So far, the Indian Space Research Organisation’s (ISRO) engineers have not been able to reestablish communications with the lander. It’s likely Vikram landed with enough force to damage its communications equipment, as well as other instruments.
But all hope was not lost, as Chandrayaan-2 remained in orbit above the Moon and, with its high-resolution camera, was able to spot the lander. If oriented favourably, Vikram could still manage to power itself up.
ISRO has not admitted defeat and will keep trying to connect to Vikram for the next two weeks. However, the chances of success diminish with time.
While the Chandrayaan-2 mission has not gone as expected, it cannot be called a failure. The Chandrayaan-2 orbiter will continue to monitor the Moon for up to seven years and the high-resolution images it takes will be vital to future international efforts to land on the Moon.
Technically a success
The near success of Vikram’s landing should be celebrated. To appreciate just how hard it is, let’s delve into some physics.
Earth is rotating and also hurtling through space at more than 100,000km per hour. The Moon is almost 400,000km away and travelling around 4,000km per hour as it orbits Earth.
To reach the Moon, you first have to escape Earth’s gravity and ensure you’re going at the right speed to orbit Earth a few times before moving far enough to be caught by the Moon. Then you slowly decrease your distance to the lunar surface, inching closer over several orbits until you are low enough to use powered assistance to land.
It took the United States and Russia decades to design, plan and execute missions to the Moon. In fact, the ISRO was founded shortly after the successful Apollo 11 mission.
We should applaud the hard work India has done over the past 50 years to get this far. This sentiment was clear as Indian prime minister Narendra Modi addressed his country, all of whom stood in solidarity with the scientists who spent countless hours in pursuit of their goal.
A global space community
The story of the Indian lander echoes that of the failed Israeli landing attempt earlier this year.
The Beresheet lander was built by private company SpaceIL, which was chasing the coveted Google Lunar XPrize when an engine malfunction caused it to swan dive into the Moon’s surface.
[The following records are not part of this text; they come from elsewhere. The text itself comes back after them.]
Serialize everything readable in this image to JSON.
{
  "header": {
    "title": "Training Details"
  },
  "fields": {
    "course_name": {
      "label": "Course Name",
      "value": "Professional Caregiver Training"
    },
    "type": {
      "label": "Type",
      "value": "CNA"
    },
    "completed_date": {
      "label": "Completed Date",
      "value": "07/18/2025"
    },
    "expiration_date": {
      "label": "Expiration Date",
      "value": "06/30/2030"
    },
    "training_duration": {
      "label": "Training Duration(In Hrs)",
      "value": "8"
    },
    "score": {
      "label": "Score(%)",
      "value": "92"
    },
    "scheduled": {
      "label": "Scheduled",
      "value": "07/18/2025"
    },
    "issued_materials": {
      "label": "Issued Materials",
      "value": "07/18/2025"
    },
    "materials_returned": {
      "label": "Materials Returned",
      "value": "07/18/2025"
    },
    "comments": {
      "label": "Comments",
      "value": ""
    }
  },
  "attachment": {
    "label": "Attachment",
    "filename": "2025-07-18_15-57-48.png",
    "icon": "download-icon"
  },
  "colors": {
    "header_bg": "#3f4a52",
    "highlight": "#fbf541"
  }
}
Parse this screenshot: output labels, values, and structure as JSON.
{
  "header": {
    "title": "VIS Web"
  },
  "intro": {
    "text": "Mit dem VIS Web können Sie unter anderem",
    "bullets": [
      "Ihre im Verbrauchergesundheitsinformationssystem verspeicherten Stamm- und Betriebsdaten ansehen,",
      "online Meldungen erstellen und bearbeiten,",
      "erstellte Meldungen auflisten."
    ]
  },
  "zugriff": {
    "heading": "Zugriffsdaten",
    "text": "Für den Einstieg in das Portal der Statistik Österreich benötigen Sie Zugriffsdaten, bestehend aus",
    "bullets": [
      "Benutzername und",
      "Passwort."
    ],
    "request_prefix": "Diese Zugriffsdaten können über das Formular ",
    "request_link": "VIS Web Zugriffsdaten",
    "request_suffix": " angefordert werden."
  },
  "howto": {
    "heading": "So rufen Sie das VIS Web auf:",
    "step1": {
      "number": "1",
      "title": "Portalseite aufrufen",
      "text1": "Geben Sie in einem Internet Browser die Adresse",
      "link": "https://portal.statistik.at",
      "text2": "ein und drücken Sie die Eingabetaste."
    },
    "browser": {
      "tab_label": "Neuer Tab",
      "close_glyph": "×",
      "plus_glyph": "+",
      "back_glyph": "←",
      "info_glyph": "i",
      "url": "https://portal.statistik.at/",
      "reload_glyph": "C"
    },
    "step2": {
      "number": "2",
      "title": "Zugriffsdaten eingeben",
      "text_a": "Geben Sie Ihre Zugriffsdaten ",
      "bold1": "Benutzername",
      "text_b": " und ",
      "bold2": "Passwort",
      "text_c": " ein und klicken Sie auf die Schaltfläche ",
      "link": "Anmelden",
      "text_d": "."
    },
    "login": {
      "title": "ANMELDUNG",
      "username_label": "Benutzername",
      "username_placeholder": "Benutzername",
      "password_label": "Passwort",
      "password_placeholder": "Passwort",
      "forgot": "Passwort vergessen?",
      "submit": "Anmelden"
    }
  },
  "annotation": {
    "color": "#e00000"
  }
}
I mention this mission to reiterate just how hard the task is, but also to demonstrate that the old Cold War space superpowers are no longer the only ones in the game. Countries and even private companies across the world are gaining spacefaring capabilities and undertaking incredible missions that will enable humankind to go further than ever before.
In the next five years, more than a dozen missions to the Moon from six different countries, including Japan and Korea, are slated. This doesn’t include NASA’s ambitious Artemis mission that seeks to put the first woman on the Moon.
But as the cliché goes, with great power comes great responsibility.
Now that countries across the world can send things into space, we must have solidarity as a global spacefaring community to consider how our actions up there will affect us on Earth and to ensure long-term success in space ventures.
This is not the last international space mission you will hear about in the news this year.
In coming years, we may even be discussing Australian ventures into space – and maybe even to the Moon itself.
Authors: Rebecca Allen, PhD candidate researching galaxy formation and evolution, Swinburne University of Technology